Required action → Leave the images out and write out each entry exactly as shown.

----

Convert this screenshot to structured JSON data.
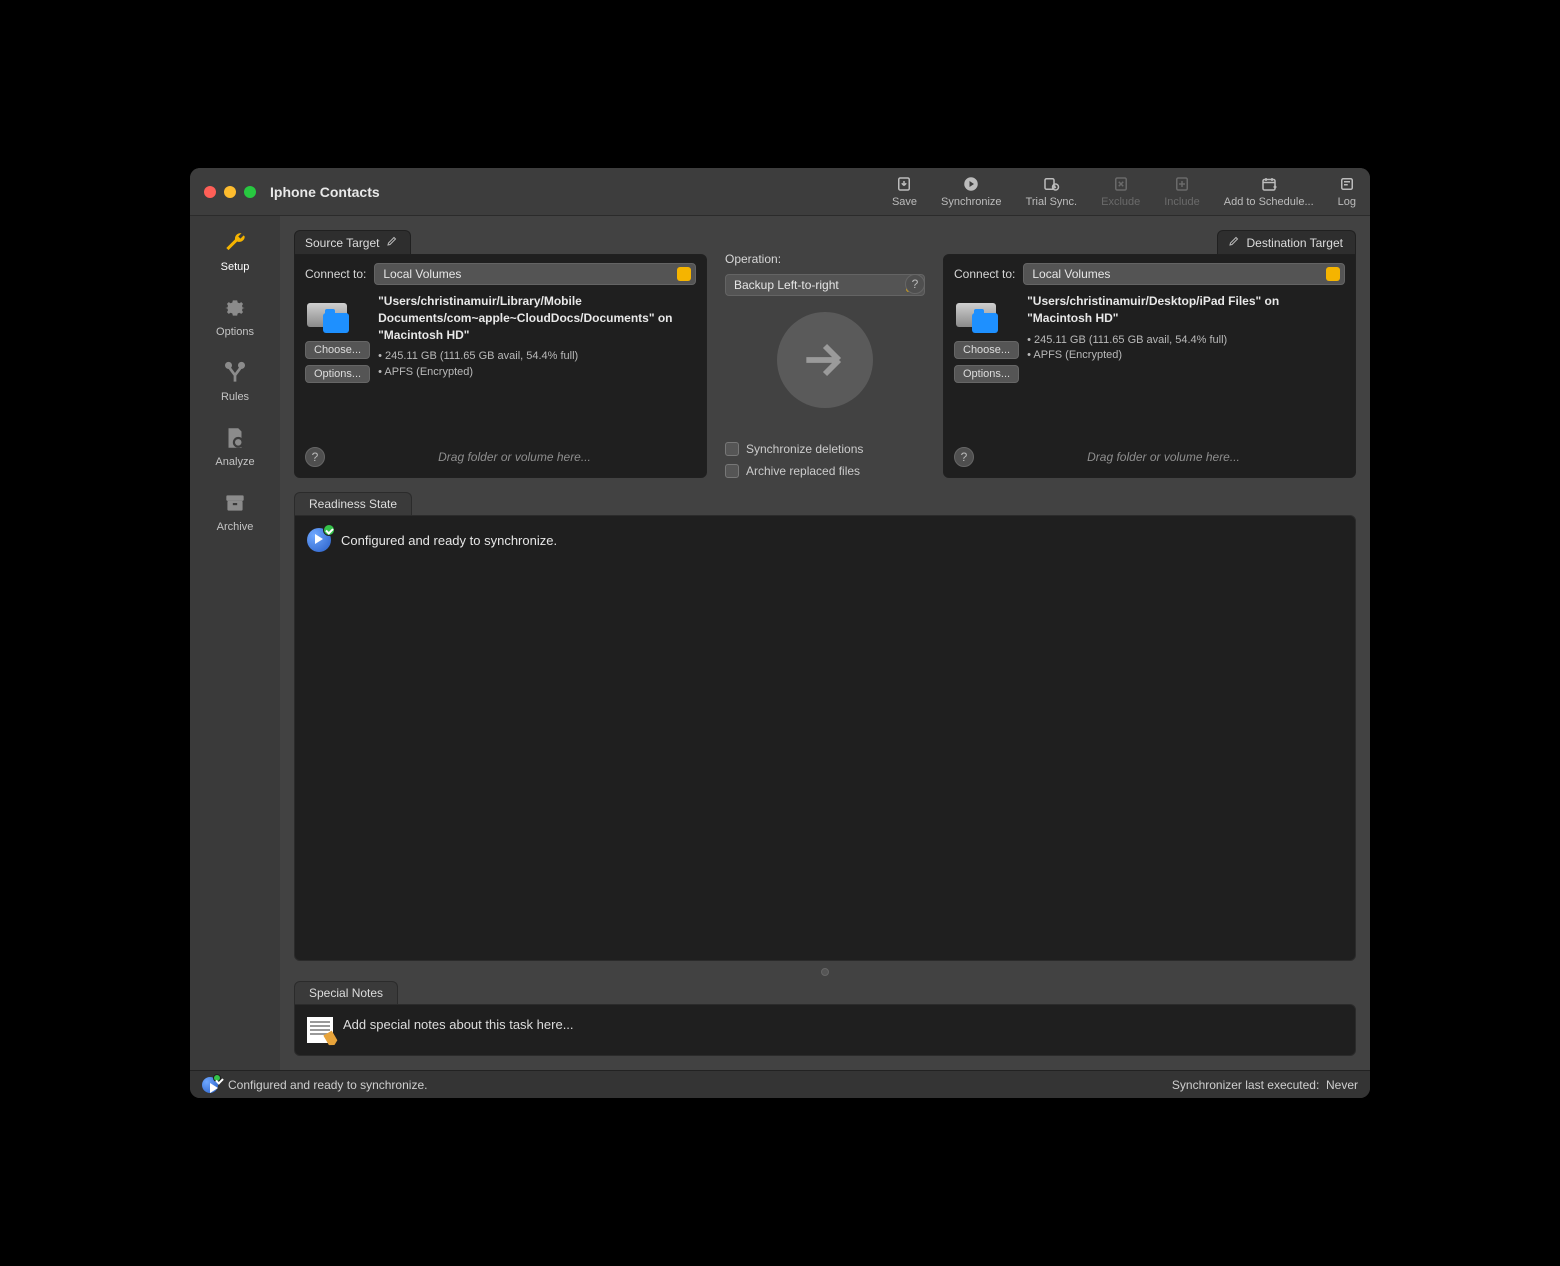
{
  "window": {
    "title": "Iphone Contacts"
  },
  "toolbar": {
    "save": "Save",
    "synchronize": "Synchronize",
    "trial_sync": "Trial Sync.",
    "exclude": "Exclude",
    "include": "Include",
    "add_schedule": "Add to Schedule...",
    "log": "Log"
  },
  "sidebar": {
    "items": [
      {
        "label": "Setup"
      },
      {
        "label": "Options"
      },
      {
        "label": "Rules"
      },
      {
        "label": "Analyze"
      },
      {
        "label": "Archive"
      }
    ]
  },
  "source": {
    "tab_label": "Source Target",
    "connect_label": "Connect to:",
    "connect_value": "Local Volumes",
    "path": "\"Users/christinamuir/Library/Mobile Documents/com~apple~CloudDocs/Documents\" on \"Macintosh HD\"",
    "stats": "• 245.11 GB (111.65 GB avail, 54.4% full)",
    "fs": "• APFS (Encrypted)",
    "choose": "Choose...",
    "options": "Options...",
    "drop_hint": "Drag folder or volume here..."
  },
  "destination": {
    "tab_label": "Destination Target",
    "connect_label": "Connect to:",
    "connect_value": "Local Volumes",
    "path": "\"Users/christinamuir/Desktop/iPad Files\" on \"Macintosh HD\"",
    "stats": "• 245.11 GB (111.65 GB avail, 54.4% full)",
    "fs": "• APFS (Encrypted)",
    "choose": "Choose...",
    "options": "Options...",
    "drop_hint": "Drag folder or volume here..."
  },
  "operation": {
    "label": "Operation:",
    "value": "Backup Left-to-right",
    "sync_deletions": "Synchronize deletions",
    "archive_replaced": "Archive replaced files"
  },
  "readiness": {
    "tab_label": "Readiness State",
    "message": "Configured and ready to synchronize."
  },
  "notes": {
    "tab_label": "Special Notes",
    "placeholder": "Add special notes about this task here..."
  },
  "statusbar": {
    "message": "Configured and ready to synchronize.",
    "last_exec_label": "Synchronizer last executed:",
    "last_exec_value": "Never"
  }
}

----

Answer to this problem →
Convert this screenshot to structured JSON data.
{
  "window": {
    "title": "Iphone Contacts"
  },
  "toolbar": {
    "save": "Save",
    "synchronize": "Synchronize",
    "trial_sync": "Trial Sync.",
    "exclude": "Exclude",
    "include": "Include",
    "add_schedule": "Add to Schedule...",
    "log": "Log"
  },
  "sidebar": {
    "items": [
      {
        "label": "Setup"
      },
      {
        "label": "Options"
      },
      {
        "label": "Rules"
      },
      {
        "label": "Analyze"
      },
      {
        "label": "Archive"
      }
    ]
  },
  "source": {
    "tab_label": "Source Target",
    "connect_label": "Connect to:",
    "connect_value": "Local Volumes",
    "path": "\"Users/christinamuir/Library/Mobile Documents/com~apple~CloudDocs/Documents\" on \"Macintosh HD\"",
    "stats": "• 245.11 GB (111.65 GB avail, 54.4% full)",
    "fs": "• APFS (Encrypted)",
    "choose": "Choose...",
    "options": "Options...",
    "drop_hint": "Drag folder or volume here..."
  },
  "destination": {
    "tab_label": "Destination Target",
    "connect_label": "Connect to:",
    "connect_value": "Local Volumes",
    "path": "\"Users/christinamuir/Desktop/iPad Files\" on \"Macintosh HD\"",
    "stats": "• 245.11 GB (111.65 GB avail, 54.4% full)",
    "fs": "• APFS (Encrypted)",
    "choose": "Choose...",
    "options": "Options...",
    "drop_hint": "Drag folder or volume here..."
  },
  "operation": {
    "label": "Operation:",
    "value": "Backup Left-to-right",
    "sync_deletions": "Synchronize deletions",
    "archive_replaced": "Archive replaced files"
  },
  "readiness": {
    "tab_label": "Readiness State",
    "message": "Configured and ready to synchronize."
  },
  "notes": {
    "tab_label": "Special Notes",
    "placeholder": "Add special notes about this task here..."
  },
  "statusbar": {
    "message": "Configured and ready to synchronize.",
    "last_exec_label": "Synchronizer last executed:",
    "last_exec_value": "Never"
  }
}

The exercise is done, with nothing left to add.